SUPPLIED ENTRIES section start

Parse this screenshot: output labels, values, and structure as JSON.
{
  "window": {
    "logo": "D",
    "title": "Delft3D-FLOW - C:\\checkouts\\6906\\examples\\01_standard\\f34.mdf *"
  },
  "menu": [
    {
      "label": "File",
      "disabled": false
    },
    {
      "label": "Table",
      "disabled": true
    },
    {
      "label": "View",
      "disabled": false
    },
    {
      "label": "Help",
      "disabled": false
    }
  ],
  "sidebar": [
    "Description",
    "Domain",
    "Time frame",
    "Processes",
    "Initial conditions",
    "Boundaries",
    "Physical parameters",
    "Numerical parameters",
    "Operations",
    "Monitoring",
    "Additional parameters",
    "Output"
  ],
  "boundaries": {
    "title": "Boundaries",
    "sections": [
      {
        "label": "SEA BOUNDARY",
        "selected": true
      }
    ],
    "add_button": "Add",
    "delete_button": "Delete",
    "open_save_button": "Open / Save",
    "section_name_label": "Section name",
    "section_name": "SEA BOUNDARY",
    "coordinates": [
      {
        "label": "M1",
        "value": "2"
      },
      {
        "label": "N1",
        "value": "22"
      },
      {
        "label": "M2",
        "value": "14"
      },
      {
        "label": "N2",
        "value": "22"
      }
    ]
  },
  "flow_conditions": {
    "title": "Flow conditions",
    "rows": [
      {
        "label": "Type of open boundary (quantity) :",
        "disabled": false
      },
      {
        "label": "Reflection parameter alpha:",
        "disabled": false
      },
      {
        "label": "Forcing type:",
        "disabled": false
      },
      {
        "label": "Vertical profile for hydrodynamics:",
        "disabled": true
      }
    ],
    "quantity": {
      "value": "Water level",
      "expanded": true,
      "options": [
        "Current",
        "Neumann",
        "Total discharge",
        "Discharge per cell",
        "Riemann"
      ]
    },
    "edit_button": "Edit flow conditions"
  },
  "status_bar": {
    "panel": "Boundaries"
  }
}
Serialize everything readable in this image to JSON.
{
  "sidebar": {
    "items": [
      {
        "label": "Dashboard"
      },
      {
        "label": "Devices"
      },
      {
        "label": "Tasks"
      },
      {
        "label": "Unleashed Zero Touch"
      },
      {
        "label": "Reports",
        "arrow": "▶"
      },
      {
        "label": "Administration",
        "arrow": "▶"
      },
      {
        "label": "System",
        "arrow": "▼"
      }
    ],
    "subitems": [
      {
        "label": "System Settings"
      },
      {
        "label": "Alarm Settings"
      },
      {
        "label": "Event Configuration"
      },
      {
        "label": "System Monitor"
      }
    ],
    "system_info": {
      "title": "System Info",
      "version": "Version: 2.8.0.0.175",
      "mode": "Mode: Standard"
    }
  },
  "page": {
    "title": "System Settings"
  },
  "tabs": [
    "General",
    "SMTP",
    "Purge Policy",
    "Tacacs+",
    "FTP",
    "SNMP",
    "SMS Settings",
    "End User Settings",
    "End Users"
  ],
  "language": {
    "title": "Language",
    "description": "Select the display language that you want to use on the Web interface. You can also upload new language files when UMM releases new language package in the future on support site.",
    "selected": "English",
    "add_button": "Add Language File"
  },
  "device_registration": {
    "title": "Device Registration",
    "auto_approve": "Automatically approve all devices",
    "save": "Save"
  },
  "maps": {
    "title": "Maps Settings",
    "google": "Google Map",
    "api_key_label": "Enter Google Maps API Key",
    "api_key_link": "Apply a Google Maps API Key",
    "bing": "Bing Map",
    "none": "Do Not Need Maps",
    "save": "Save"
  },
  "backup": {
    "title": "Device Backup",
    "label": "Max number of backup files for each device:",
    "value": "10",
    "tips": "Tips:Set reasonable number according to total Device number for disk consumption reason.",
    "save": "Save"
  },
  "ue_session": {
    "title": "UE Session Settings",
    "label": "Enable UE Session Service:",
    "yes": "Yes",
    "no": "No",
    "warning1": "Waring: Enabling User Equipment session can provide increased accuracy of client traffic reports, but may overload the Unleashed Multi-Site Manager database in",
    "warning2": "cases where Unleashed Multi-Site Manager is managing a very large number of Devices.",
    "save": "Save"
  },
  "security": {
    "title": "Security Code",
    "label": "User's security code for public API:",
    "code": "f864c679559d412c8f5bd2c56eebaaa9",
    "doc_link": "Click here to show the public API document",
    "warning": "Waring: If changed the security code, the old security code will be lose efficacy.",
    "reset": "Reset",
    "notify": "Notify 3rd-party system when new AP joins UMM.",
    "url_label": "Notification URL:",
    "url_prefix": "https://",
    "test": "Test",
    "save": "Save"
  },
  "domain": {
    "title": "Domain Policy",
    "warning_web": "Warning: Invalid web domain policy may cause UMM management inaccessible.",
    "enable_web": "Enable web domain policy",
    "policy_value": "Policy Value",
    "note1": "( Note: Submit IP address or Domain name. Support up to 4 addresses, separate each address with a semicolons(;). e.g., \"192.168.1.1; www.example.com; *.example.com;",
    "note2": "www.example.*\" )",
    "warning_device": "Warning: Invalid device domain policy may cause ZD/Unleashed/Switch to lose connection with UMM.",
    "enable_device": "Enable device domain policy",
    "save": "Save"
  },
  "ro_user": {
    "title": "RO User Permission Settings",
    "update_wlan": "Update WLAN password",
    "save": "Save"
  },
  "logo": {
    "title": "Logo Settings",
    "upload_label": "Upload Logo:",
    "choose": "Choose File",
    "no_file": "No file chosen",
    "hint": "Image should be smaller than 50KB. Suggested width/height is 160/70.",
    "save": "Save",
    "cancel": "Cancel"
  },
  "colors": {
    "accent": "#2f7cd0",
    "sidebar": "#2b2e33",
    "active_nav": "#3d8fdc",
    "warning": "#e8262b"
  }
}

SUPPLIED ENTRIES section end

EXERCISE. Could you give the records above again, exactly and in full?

RESPONSE FOR THIS EXERCISE.
Parse this screenshot: output labels, values, and structure as JSON.
{
  "window": {
    "logo": "D",
    "title": "Delft3D-FLOW - C:\\checkouts\\6906\\examples\\01_standard\\f34.mdf *"
  },
  "menu": [
    {
      "label": "File",
      "disabled": false
    },
    {
      "label": "Table",
      "disabled": true
    },
    {
      "label": "View",
      "disabled": false
    },
    {
      "label": "Help",
      "disabled": false
    }
  ],
  "sidebar": [
    "Description",
    "Domain",
    "Time frame",
    "Processes",
    "Initial conditions",
    "Boundaries",
    "Physical parameters",
    "Numerical parameters",
    "Operations",
    "Monitoring",
    "Additional parameters",
    "Output"
  ],
  "boundaries": {
    "title": "Boundaries",
    "sections": [
      {
        "label": "SEA BOUNDARY",
        "selected": true
      }
    ],
    "add_button": "Add",
    "delete_button": "Delete",
    "open_save_button": "Open / Save",
    "section_name_label": "Section name",
    "section_name": "SEA BOUNDARY",
    "coordinates": [
      {
        "label": "M1",
        "value": "2"
      },
      {
        "label": "N1",
        "value": "22"
      },
      {
        "label": "M2",
        "value": "14"
      },
      {
        "label": "N2",
        "value": "22"
      }
    ]
  },
  "flow_conditions": {
    "title": "Flow conditions",
    "rows": [
      {
        "label": "Type of open boundary (quantity) :",
        "disabled": false
      },
      {
        "label": "Reflection parameter alpha:",
        "disabled": false
      },
      {
        "label": "Forcing type:",
        "disabled": false
      },
      {
        "label": "Vertical profile for hydrodynamics:",
        "disabled": true
      }
    ],
    "quantity": {
      "value": "Water level",
      "expanded": true,
      "options": [
        "Current",
        "Neumann",
        "Total discharge",
        "Discharge per cell",
        "Riemann"
      ]
    },
    "edit_button": "Edit flow conditions"
  },
  "status_bar": {
    "panel": "Boundaries"
  }
}
Serialize everything readable in this image to JSON.
{
  "sidebar": {
    "items": [
      {
        "label": "Dashboard"
      },
      {
        "label": "Devices"
      },
      {
        "label": "Tasks"
      },
      {
        "label": "Unleashed Zero Touch"
      },
      {
        "label": "Reports",
        "arrow": "▶"
      },
      {
        "label": "Administration",
        "arrow": "▶"
      },
      {
        "label": "System",
        "arrow": "▼"
      }
    ],
    "subitems": [
      {
        "label": "System Settings"
      },
      {
        "label": "Alarm Settings"
      },
      {
        "label": "Event Configuration"
      },
      {
        "label": "System Monitor"
      }
    ],
    "system_info": {
      "title": "System Info",
      "version": "Version: 2.8.0.0.175",
      "mode": "Mode: Standard"
    }
  },
  "page": {
    "title": "System Settings"
  },
  "tabs": [
    "General",
    "SMTP",
    "Purge Policy",
    "Tacacs+",
    "FTP",
    "SNMP",
    "SMS Settings",
    "End User Settings",
    "End Users"
  ],
  "language": {
    "title": "Language",
    "description": "Select the display language that you want to use on the Web interface. You can also upload new language files when UMM releases new language package in the future on support site.",
    "selected": "English",
    "add_button": "Add Language File"
  },
  "device_registration": {
    "title": "Device Registration",
    "auto_approve": "Automatically approve all devices",
    "save": "Save"
  },
  "maps": {
    "title": "Maps Settings",
    "google": "Google Map",
    "api_key_label": "Enter Google Maps API Key",
    "api_key_link": "Apply a Google Maps API Key",
    "bing": "Bing Map",
    "none": "Do Not Need Maps",
    "save": "Save"
  },
  "backup": {
    "title": "Device Backup",
    "label": "Max number of backup files for each device:",
    "value": "10",
    "tips": "Tips:Set reasonable number according to total Device number for disk consumption reason.",
    "save": "Save"
  },
  "ue_session": {
    "title": "UE Session Settings",
    "label": "Enable UE Session Service:",
    "yes": "Yes",
    "no": "No",
    "warning1": "Waring: Enabling User Equipment session can provide increased accuracy of client traffic reports, but may overload the Unleashed Multi-Site Manager database in",
    "warning2": "cases where Unleashed Multi-Site Manager is managing a very large number of Devices.",
    "save": "Save"
  },
  "security": {
    "title": "Security Code",
    "label": "User's security code for public API:",
    "code": "f864c679559d412c8f5bd2c56eebaaa9",
    "doc_link": "Click here to show the public API document",
    "warning": "Waring: If changed the security code, the old security code will be lose efficacy.",
    "reset": "Reset",
    "notify": "Notify 3rd-party system when new AP joins UMM.",
    "url_label": "Notification URL:",
    "url_prefix": "https://",
    "test": "Test",
    "save": "Save"
  },
  "domain": {
    "title": "Domain Policy",
    "warning_web": "Warning: Invalid web domain policy may cause UMM management inaccessible.",
    "enable_web": "Enable web domain policy",
    "policy_value": "Policy Value",
    "note1": "( Note: Submit IP address or Domain name. Support up to 4 addresses, separate each address with a semicolons(;). e.g., \"192.168.1.1; www.example.com; *.example.com;",
    "note2": "www.example.*\" )",
    "warning_device": "Warning: Invalid device domain policy may cause ZD/Unleashed/Switch to lose connection with UMM.",
    "enable_device": "Enable device domain policy",
    "save": "Save"
  },
  "ro_user": {
    "title": "RO User Permission Settings",
    "update_wlan": "Update WLAN password",
    "save": "Save"
  },
  "logo": {
    "title": "Logo Settings",
    "upload_label": "Upload Logo:",
    "choose": "Choose File",
    "no_file": "No file chosen",
    "hint": "Image should be smaller than 50KB. Suggested width/height is 160/70.",
    "save": "Save",
    "cancel": "Cancel"
  },
  "colors": {
    "accent": "#2f7cd0",
    "sidebar": "#2b2e33",
    "active_nav": "#3d8fdc",
    "warning": "#e8262b"
  }
}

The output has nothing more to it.